*How to complete this task*. The full set of records must be returned exactly, character for character.

*Entries provided*.
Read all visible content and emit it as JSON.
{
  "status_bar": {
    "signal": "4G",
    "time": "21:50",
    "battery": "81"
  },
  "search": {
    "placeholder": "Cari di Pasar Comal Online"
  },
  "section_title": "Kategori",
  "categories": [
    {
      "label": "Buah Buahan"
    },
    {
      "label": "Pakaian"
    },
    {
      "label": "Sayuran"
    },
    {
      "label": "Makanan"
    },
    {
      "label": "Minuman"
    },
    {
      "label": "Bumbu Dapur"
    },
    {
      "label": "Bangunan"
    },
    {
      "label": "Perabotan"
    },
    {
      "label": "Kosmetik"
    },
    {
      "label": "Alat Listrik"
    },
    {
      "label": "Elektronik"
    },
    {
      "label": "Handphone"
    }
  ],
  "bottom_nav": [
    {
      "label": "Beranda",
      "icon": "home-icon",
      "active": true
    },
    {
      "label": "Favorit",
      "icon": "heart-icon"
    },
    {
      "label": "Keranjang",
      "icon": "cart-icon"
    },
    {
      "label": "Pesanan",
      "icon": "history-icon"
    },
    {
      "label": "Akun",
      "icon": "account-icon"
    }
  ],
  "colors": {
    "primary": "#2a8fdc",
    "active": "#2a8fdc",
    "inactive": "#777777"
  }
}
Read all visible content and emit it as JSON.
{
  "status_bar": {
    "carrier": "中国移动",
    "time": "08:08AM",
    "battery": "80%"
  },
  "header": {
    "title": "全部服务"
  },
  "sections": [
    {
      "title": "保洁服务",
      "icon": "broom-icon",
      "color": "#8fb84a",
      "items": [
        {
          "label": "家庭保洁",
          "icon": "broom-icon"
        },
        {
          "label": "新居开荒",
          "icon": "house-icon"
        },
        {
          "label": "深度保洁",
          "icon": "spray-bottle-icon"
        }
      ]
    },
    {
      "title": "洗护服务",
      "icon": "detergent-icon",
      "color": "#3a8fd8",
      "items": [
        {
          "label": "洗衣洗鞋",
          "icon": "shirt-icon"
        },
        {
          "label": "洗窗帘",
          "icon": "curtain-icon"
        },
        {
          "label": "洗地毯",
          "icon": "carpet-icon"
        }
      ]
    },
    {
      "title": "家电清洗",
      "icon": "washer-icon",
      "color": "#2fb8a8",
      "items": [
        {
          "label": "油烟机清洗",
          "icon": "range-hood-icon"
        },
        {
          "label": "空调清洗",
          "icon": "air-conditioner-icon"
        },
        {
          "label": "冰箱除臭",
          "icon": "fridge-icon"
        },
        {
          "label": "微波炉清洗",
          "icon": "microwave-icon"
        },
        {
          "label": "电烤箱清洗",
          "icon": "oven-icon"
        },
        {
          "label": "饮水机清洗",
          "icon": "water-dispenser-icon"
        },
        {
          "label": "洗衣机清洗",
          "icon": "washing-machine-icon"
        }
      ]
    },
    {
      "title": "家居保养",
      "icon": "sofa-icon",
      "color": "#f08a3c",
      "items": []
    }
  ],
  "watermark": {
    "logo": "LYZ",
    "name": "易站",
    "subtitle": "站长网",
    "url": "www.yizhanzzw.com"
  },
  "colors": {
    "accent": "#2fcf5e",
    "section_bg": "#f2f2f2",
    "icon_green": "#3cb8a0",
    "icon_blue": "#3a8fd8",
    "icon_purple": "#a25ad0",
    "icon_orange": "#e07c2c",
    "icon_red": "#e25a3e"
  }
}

*Solution for this exercise*.
Read all visible content and emit it as JSON.
{
  "status_bar": {
    "signal": "4G",
    "time": "21:50",
    "battery": "81"
  },
  "search": {
    "placeholder": "Cari di Pasar Comal Online"
  },
  "section_title": "Kategori",
  "categories": [
    {
      "label": "Buah Buahan"
    },
    {
      "label": "Pakaian"
    },
    {
      "label": "Sayuran"
    },
    {
      "label": "Makanan"
    },
    {
      "label": "Minuman"
    },
    {
      "label": "Bumbu Dapur"
    },
    {
      "label": "Bangunan"
    },
    {
      "label": "Perabotan"
    },
    {
      "label": "Kosmetik"
    },
    {
      "label": "Alat Listrik"
    },
    {
      "label": "Elektronik"
    },
    {
      "label": "Handphone"
    }
  ],
  "bottom_nav": [
    {
      "label": "Beranda",
      "icon": "home-icon",
      "active": true
    },
    {
      "label": "Favorit",
      "icon": "heart-icon"
    },
    {
      "label": "Keranjang",
      "icon": "cart-icon"
    },
    {
      "label": "Pesanan",
      "icon": "history-icon"
    },
    {
      "label": "Akun",
      "icon": "account-icon"
    }
  ],
  "colors": {
    "primary": "#2a8fdc",
    "active": "#2a8fdc",
    "inactive": "#777777"
  }
}
Read all visible content and emit it as JSON.
{
  "status_bar": {
    "carrier": "中国移动",
    "time": "08:08AM",
    "battery": "80%"
  },
  "header": {
    "title": "全部服务"
  },
  "sections": [
    {
      "title": "保洁服务",
      "icon": "broom-icon",
      "color": "#8fb84a",
      "items": [
        {
          "label": "家庭保洁",
          "icon": "broom-icon"
        },
        {
          "label": "新居开荒",
          "icon": "house-icon"
        },
        {
          "label": "深度保洁",
          "icon": "spray-bottle-icon"
        }
      ]
    },
    {
      "title": "洗护服务",
      "icon": "detergent-icon",
      "color": "#3a8fd8",
      "items": [
        {
          "label": "洗衣洗鞋",
          "icon": "shirt-icon"
        },
        {
          "label": "洗窗帘",
          "icon": "curtain-icon"
        },
        {
          "label": "洗地毯",
          "icon": "carpet-icon"
        }
      ]
    },
    {
      "title": "家电清洗",
      "icon": "washer-icon",
      "color": "#2fb8a8",
      "items": [
        {
          "label": "油烟机清洗",
          "icon": "range-hood-icon"
        },
        {
          "label": "空调清洗",
          "icon": "air-conditioner-icon"
        },
        {
          "label": "冰箱除臭",
          "icon": "fridge-icon"
        },
        {
          "label": "微波炉清洗",
          "icon": "microwave-icon"
        },
        {
          "label": "电烤箱清洗",
          "icon": "oven-icon"
        },
        {
          "label": "饮水机清洗",
          "icon": "water-dispenser-icon"
        },
        {
          "label": "洗衣机清洗",
          "icon": "washing-machine-icon"
        }
      ]
    },
    {
      "title": "家居保养",
      "icon": "sofa-icon",
      "color": "#f08a3c",
      "items": []
    }
  ],
  "watermark": {
    "logo": "LYZ",
    "name": "易站",
    "subtitle": "站长网",
    "url": "www.yizhanzzw.com"
  },
  "colors": {
    "accent": "#2fcf5e",
    "section_bg": "#f2f2f2",
    "icon_green": "#3cb8a0",
    "icon_blue": "#3a8fd8",
    "icon_purple": "#a25ad0",
    "icon_orange": "#e07c2c",
    "icon_red": "#e25a3e"
  }
}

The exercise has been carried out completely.